TIF is a way for new taxes - such as sales and property taxes - to go back into a project to offset some of a developer's costs. Typically, a district is created, and its revenues go into an account that a developer can access over time for reimbursements. In some cases, like Brywood, bonds get sold to investors as a means to drum up quick money in advance, and those investors eventually get paid back.
But those who invested about $4 million in Brywood Centre shouldn't count on getting their money soon, if ever.
The project isn't generating enough money to make payments to bondholders. By April 1, about three years after the bonds were issued, bondholders got a message that was the equivalent of an ATM user getting the "insufficient funds" notice on the screen before them.
From the city's standpoint, it's not on the hook to make payments as it has been for some TIF projects, such as the Power & Light District.

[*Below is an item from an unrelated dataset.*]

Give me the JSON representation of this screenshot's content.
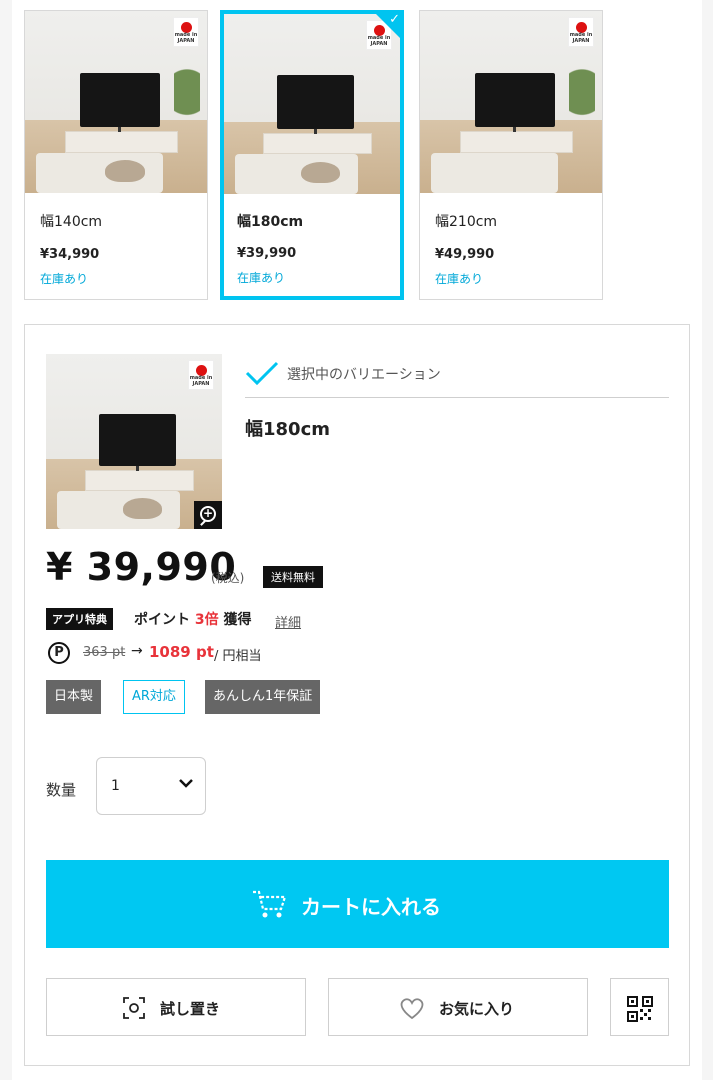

Heather Brown, executive director of the Tax Increment Financing Commission of Kansas City, tells The Pitch that neither Kansas City nor the TIF Commission guaranteed the bonds in any way. So at least there's that, Kansas City taxpayer.

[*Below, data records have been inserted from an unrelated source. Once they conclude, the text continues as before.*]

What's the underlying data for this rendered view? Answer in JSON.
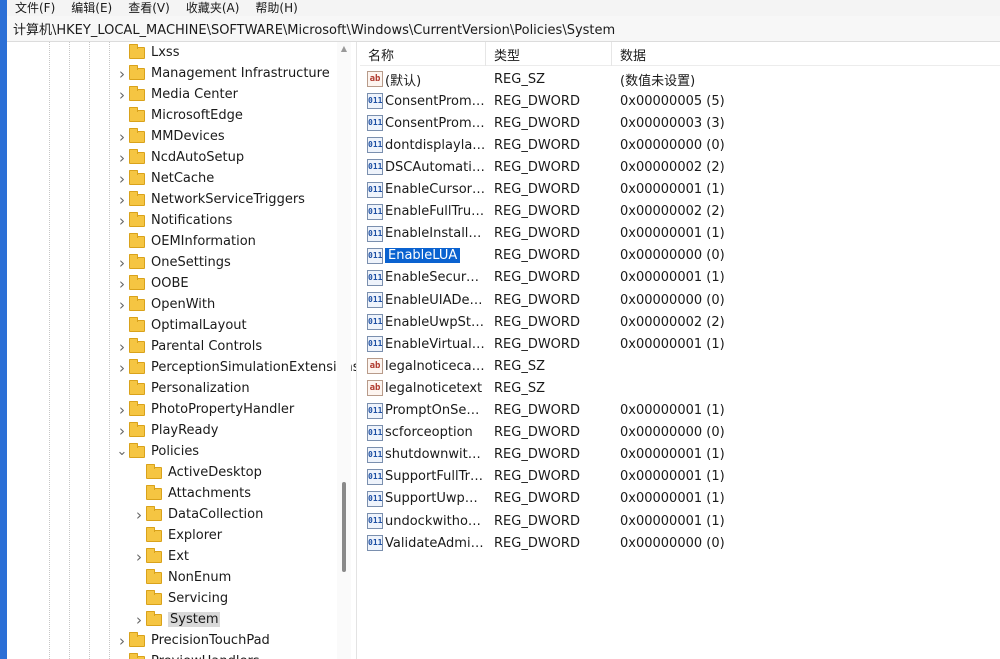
{
  "menu": [
    "文件(F)",
    "编辑(E)",
    "查看(V)",
    "收藏夹(A)",
    "帮助(H)"
  ],
  "address": "计算机\\HKEY_LOCAL_MACHINE\\SOFTWARE\\Microsoft\\Windows\\CurrentVersion\\Policies\\System",
  "tree": [
    {
      "label": "Lxss",
      "level": 0,
      "expander": "none"
    },
    {
      "label": "Management Infrastructure",
      "level": 0,
      "expander": "collapsed"
    },
    {
      "label": "Media Center",
      "level": 0,
      "expander": "collapsed"
    },
    {
      "label": "MicrosoftEdge",
      "level": 0,
      "expander": "none"
    },
    {
      "label": "MMDevices",
      "level": 0,
      "expander": "collapsed"
    },
    {
      "label": "NcdAutoSetup",
      "level": 0,
      "expander": "collapsed"
    },
    {
      "label": "NetCache",
      "level": 0,
      "expander": "collapsed"
    },
    {
      "label": "NetworkServiceTriggers",
      "level": 0,
      "expander": "collapsed"
    },
    {
      "label": "Notifications",
      "level": 0,
      "expander": "collapsed"
    },
    {
      "label": "OEMInformation",
      "level": 0,
      "expander": "none"
    },
    {
      "label": "OneSettings",
      "level": 0,
      "expander": "collapsed"
    },
    {
      "label": "OOBE",
      "level": 0,
      "expander": "collapsed"
    },
    {
      "label": "OpenWith",
      "level": 0,
      "expander": "collapsed"
    },
    {
      "label": "OptimalLayout",
      "level": 0,
      "expander": "none"
    },
    {
      "label": "Parental Controls",
      "level": 0,
      "expander": "collapsed"
    },
    {
      "label": "PerceptionSimulationExtensions",
      "level": 0,
      "expander": "collapsed"
    },
    {
      "label": "Personalization",
      "level": 0,
      "expander": "none"
    },
    {
      "label": "PhotoPropertyHandler",
      "level": 0,
      "expander": "collapsed"
    },
    {
      "label": "PlayReady",
      "level": 0,
      "expander": "collapsed"
    },
    {
      "label": "Policies",
      "level": 0,
      "expander": "expanded"
    },
    {
      "label": "ActiveDesktop",
      "level": 1,
      "expander": "none"
    },
    {
      "label": "Attachments",
      "level": 1,
      "expander": "none"
    },
    {
      "label": "DataCollection",
      "level": 1,
      "expander": "collapsed"
    },
    {
      "label": "Explorer",
      "level": 1,
      "expander": "none"
    },
    {
      "label": "Ext",
      "level": 1,
      "expander": "collapsed"
    },
    {
      "label": "NonEnum",
      "level": 1,
      "expander": "none"
    },
    {
      "label": "Servicing",
      "level": 1,
      "expander": "none"
    },
    {
      "label": "System",
      "level": 1,
      "expander": "collapsed",
      "selected": true
    },
    {
      "label": "PrecisionTouchPad",
      "level": 0,
      "expander": "collapsed"
    },
    {
      "label": "PreviewHandlers",
      "level": 0,
      "expander": "collapsed"
    }
  ],
  "columns": {
    "name": "名称",
    "type": "类型",
    "data": "数据"
  },
  "values": [
    {
      "icon": "sz",
      "name": "(默认)",
      "type": "REG_SZ",
      "data": "(数值未设置)"
    },
    {
      "icon": "dword",
      "name": "ConsentPromp...",
      "type": "REG_DWORD",
      "data": "0x00000005 (5)"
    },
    {
      "icon": "dword",
      "name": "ConsentPromp...",
      "type": "REG_DWORD",
      "data": "0x00000003 (3)"
    },
    {
      "icon": "dword",
      "name": "dontdisplaylas...",
      "type": "REG_DWORD",
      "data": "0x00000000 (0)"
    },
    {
      "icon": "dword",
      "name": "DSCAutomatio...",
      "type": "REG_DWORD",
      "data": "0x00000002 (2)"
    },
    {
      "icon": "dword",
      "name": "EnableCursorS...",
      "type": "REG_DWORD",
      "data": "0x00000001 (1)"
    },
    {
      "icon": "dword",
      "name": "EnableFullTrust...",
      "type": "REG_DWORD",
      "data": "0x00000002 (2)"
    },
    {
      "icon": "dword",
      "name": "EnableInstaller...",
      "type": "REG_DWORD",
      "data": "0x00000001 (1)"
    },
    {
      "icon": "dword",
      "name": "EnableLUA",
      "type": "REG_DWORD",
      "data": "0x00000000 (0)",
      "selected": true
    },
    {
      "icon": "dword",
      "name": "EnableSecureU...",
      "type": "REG_DWORD",
      "data": "0x00000001 (1)"
    },
    {
      "icon": "dword",
      "name": "EnableUIADes...",
      "type": "REG_DWORD",
      "data": "0x00000000 (0)"
    },
    {
      "icon": "dword",
      "name": "EnableUwpSta...",
      "type": "REG_DWORD",
      "data": "0x00000002 (2)"
    },
    {
      "icon": "dword",
      "name": "EnableVirtualiz...",
      "type": "REG_DWORD",
      "data": "0x00000001 (1)"
    },
    {
      "icon": "sz",
      "name": "legalnoticecap...",
      "type": "REG_SZ",
      "data": ""
    },
    {
      "icon": "sz",
      "name": "legalnoticetext",
      "type": "REG_SZ",
      "data": ""
    },
    {
      "icon": "dword",
      "name": "PromptOnSecu...",
      "type": "REG_DWORD",
      "data": "0x00000001 (1)"
    },
    {
      "icon": "dword",
      "name": "scforceoption",
      "type": "REG_DWORD",
      "data": "0x00000000 (0)"
    },
    {
      "icon": "dword",
      "name": "shutdownwitho...",
      "type": "REG_DWORD",
      "data": "0x00000001 (1)"
    },
    {
      "icon": "dword",
      "name": "SupportFullTru...",
      "type": "REG_DWORD",
      "data": "0x00000001 (1)"
    },
    {
      "icon": "dword",
      "name": "SupportUwpSt...",
      "type": "REG_DWORD",
      "data": "0x00000001 (1)"
    },
    {
      "icon": "dword",
      "name": "undockwithout...",
      "type": "REG_DWORD",
      "data": "0x00000001 (1)"
    },
    {
      "icon": "dword",
      "name": "ValidateAdmin...",
      "type": "REG_DWORD",
      "data": "0x00000000 (0)"
    }
  ],
  "icons": {
    "sz": "ab",
    "dword": "011"
  }
}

Adding the fact that the developer, an affiliate of Illinois-based Tri-Land Properties Inc., slipped into bankruptcy last year, there appears to be little recourse for those bondholders, whose identities are not publicly known. But the TIF was structured in a way that made these investments attractive - not so much for the well-heeled, who might be better positioned to absorb a loss, but rather to mom-and-pop investors.

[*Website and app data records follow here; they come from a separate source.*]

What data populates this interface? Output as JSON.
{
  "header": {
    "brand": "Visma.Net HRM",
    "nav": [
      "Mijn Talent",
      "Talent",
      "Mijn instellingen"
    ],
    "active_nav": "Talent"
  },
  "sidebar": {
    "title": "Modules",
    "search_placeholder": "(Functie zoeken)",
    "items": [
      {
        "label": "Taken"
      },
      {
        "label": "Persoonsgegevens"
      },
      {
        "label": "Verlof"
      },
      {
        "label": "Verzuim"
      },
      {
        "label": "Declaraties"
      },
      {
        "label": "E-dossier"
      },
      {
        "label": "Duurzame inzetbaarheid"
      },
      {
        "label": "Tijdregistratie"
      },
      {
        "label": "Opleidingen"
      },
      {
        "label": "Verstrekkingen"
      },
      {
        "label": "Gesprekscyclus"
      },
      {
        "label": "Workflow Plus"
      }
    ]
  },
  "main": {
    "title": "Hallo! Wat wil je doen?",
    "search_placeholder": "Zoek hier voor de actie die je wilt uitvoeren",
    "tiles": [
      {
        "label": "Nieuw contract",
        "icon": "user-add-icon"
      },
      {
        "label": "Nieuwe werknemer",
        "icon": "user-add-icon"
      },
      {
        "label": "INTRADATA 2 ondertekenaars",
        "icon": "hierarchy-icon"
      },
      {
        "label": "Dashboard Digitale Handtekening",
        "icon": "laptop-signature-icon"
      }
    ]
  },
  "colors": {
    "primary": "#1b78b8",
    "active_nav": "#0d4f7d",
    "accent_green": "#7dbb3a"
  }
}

The project also benefits from being within a community-improvement district, a status that tacks on an additional sales tax used to make TIF payments, according to a budget submitted to the city for its plans on how to spend that additional sales-tax revenue.
The bond offering for Brywood, sort of a prospectus for potential investors, relayed overly optimistic projections for how improvements would affect sales and property taxes.
The document predicted that total retail sales would reach nearly $33 million in 2012, up from a projected $21.3 million in 2010. Actual financial results paint a dim picture of Brywood compared with those sunny prophecies. While the project in 2007 made $24.6 million in total retail sales, the 2011 figure was just $18.9 million. Last year's financial information was not available; it's difficult to imagine that $18.9 million grew to the supposed $33 million in 2012.
The struggling nature of retail markets during the recession certainly has had a role in pinching Brywood's sales; the TIF doesn't appear to help the project much. Making matters worse is that the developer successfully challenged the center's property valuations to Jackson County and lowered the amount of property tax it generates.
Renderings of the project when it was announced in 2009 show a relatively swank new shopping district after remodeling.
"We look forward to delivering a renewed, high-quality project to this great community," boasted Hugh Robinson, Tri-Land vice president, in a 2009 press release.
Part of the promise of TIF is that it will lead to new and exciting projects like Robinson suggested - projects that wouldn't otherwise happen on their own. Brywood Centre looks like any ordinary strip mall with mostly ordinary stores. Aside from the Price Chopper, its tenants include payday lender Advance America, nail salon Modern Nails, a Dollar Tree and discount clothing retailer Citi Trends.
Those with critical roles in the Brywood TIF are keeping quiet about the latest developments. David Frantze, a well-known real-estate lawyer who represented Tri-Land Properties when Kansas City approved TIF for Brywood, could not be reached for comment.
Neither could Robinson, the Tri-Land executive.